A new paper from researchers at Microsoft proposes a novel neural network architecture called Retentive Networks (RetNets) that could supersede Transformers as the go-to model for large language models.
Transformers have become ubiquitous in natural language processing, underpinning systems like GPT-3 and ChatGPT. However, they have some limitations around training parallelization and inference cost that make scaling up expensive.
RetNets aim to resolve these issues while matching or exceeding Transformer performance. The key innovation in RetNets is the retention mechanism, which allows the network to represent sequence data in multiple ways:
- Parallel retention – This works similarly to the standard Transformer self-attention. It projects the input sequence into queries, keys and values which are used to compute attention weights in parallel across the sequence. This enables fast, parallelized training.

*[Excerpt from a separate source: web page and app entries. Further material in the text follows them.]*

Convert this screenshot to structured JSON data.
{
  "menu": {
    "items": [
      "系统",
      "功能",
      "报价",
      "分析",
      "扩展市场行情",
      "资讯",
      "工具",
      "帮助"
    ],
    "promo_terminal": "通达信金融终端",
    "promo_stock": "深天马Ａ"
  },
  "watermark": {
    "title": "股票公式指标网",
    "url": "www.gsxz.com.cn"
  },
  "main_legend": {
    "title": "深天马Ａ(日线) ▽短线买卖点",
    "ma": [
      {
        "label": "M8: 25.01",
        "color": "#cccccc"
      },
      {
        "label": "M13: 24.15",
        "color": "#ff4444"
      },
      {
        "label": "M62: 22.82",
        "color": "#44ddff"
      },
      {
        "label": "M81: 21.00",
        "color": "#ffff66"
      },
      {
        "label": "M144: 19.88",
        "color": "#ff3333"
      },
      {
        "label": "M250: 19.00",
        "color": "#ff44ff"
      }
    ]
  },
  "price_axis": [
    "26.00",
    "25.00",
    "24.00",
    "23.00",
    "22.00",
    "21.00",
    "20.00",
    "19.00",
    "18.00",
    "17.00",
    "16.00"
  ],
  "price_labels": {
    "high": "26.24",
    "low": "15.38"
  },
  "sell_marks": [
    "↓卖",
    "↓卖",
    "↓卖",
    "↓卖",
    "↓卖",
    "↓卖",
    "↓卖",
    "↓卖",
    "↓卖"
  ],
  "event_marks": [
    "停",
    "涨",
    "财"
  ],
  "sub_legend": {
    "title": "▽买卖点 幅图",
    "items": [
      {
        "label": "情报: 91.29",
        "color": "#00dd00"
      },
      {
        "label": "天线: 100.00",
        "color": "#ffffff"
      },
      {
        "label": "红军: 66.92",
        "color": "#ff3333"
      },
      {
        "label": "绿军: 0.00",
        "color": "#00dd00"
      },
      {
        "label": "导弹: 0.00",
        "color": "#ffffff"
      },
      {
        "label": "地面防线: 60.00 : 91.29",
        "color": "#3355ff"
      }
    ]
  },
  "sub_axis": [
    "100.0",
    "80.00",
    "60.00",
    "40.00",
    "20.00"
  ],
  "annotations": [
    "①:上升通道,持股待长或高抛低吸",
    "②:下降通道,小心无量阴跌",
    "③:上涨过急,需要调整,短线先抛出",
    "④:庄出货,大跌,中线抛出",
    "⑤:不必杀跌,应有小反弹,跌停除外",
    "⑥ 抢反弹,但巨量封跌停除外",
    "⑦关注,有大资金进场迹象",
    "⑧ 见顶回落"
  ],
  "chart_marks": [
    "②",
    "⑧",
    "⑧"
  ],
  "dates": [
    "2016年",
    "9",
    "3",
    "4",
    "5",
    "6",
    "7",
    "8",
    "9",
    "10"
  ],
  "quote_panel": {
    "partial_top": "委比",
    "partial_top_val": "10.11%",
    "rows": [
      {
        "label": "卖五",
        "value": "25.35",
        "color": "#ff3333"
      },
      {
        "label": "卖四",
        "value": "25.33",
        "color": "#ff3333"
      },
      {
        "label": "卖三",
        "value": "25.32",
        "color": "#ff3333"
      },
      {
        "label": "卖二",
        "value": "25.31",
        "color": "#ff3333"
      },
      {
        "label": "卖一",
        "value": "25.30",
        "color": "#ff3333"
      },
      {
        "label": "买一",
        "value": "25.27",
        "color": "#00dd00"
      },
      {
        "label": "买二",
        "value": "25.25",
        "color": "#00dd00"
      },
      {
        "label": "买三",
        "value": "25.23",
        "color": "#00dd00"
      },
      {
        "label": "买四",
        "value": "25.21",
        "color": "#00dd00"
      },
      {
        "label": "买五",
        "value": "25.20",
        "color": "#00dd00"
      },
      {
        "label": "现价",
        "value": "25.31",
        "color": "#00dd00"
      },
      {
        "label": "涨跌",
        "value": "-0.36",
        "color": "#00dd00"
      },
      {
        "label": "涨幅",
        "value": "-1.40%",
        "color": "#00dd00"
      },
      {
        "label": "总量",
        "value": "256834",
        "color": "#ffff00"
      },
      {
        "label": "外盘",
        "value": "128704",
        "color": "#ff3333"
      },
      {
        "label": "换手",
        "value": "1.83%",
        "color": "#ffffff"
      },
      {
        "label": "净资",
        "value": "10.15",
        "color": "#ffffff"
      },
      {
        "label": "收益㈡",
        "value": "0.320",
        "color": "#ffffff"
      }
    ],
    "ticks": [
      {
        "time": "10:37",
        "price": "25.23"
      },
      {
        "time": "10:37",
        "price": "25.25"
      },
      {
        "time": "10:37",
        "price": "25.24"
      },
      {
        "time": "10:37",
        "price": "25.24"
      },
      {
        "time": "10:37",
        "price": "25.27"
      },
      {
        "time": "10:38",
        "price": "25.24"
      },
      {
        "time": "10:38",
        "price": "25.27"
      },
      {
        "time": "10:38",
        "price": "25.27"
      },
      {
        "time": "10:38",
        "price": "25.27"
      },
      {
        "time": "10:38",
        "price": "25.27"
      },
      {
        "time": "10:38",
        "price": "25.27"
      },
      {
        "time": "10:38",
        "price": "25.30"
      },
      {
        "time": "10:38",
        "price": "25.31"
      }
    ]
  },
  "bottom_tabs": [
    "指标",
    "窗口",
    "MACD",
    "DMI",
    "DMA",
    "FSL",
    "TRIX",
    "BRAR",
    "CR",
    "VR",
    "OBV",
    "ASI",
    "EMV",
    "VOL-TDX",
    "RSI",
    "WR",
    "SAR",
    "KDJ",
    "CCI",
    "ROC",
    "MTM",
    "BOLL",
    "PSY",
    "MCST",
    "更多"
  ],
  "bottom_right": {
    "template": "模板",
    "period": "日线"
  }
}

- Recurrent retention – The same computation can be reformulated into a recurrent network, with a persistent state vector that accumulates information across sequence steps. This state vector allows for very efficient O(1) decoding, reducing inference cost.
- Chunkwise recurrent – For long sequences, the data can be divided into chunks which are handled recurrently across chunks but in parallel within each chunk. This balances computation and memory for efficient long sequence modeling.
The paper shows how parallel retention can be theoretically derived from a recurrent formulation. The key is making the query and key projections content-aware using the input itself, rather than fixed projections.
In experiments, RetNets achieved comparable results to Transformers on language modeling benchmarks. But they trained faster, reduced memory usage by 25-50%, and increased inference speed by up to 8X. RetNets also scale more gracefully – outperforming Transformers once models exceed 2 billion parameters.
The retention mechanism essentially gives RetNets the best of both worlds: parallelizable self-attention for training, and recurrent networks for inference. This could make developing and deploying massive models much more practical.
Microsoft tested RetNets up to 13 billion parameters, claiming they enable “efficient long-sequence modeling” beyond what Transformers can manage. This hints at their potential for tasks like summarization, question answering, and dialogue that require remembering fuller context.
The paper leaves some open questions around how far RetNets can be pushed. But given these initial results, the authors argue ConvNets were to computer vision what RetNets could be for natural language processing. Their properties seem ideal for training ever larger foundation models.
If RetNets live up to their promise, we may soon see them overtake Transformers as the standard architecture for language AI. The benefits for training massive models on huge datasets could accelerate progress in areas like reasoning and common sense.
Of course, the risks of such powerful models would also increase. But by making them dramatically more efficient, RetNets could help ensure the next generation of language AI develops responsibly.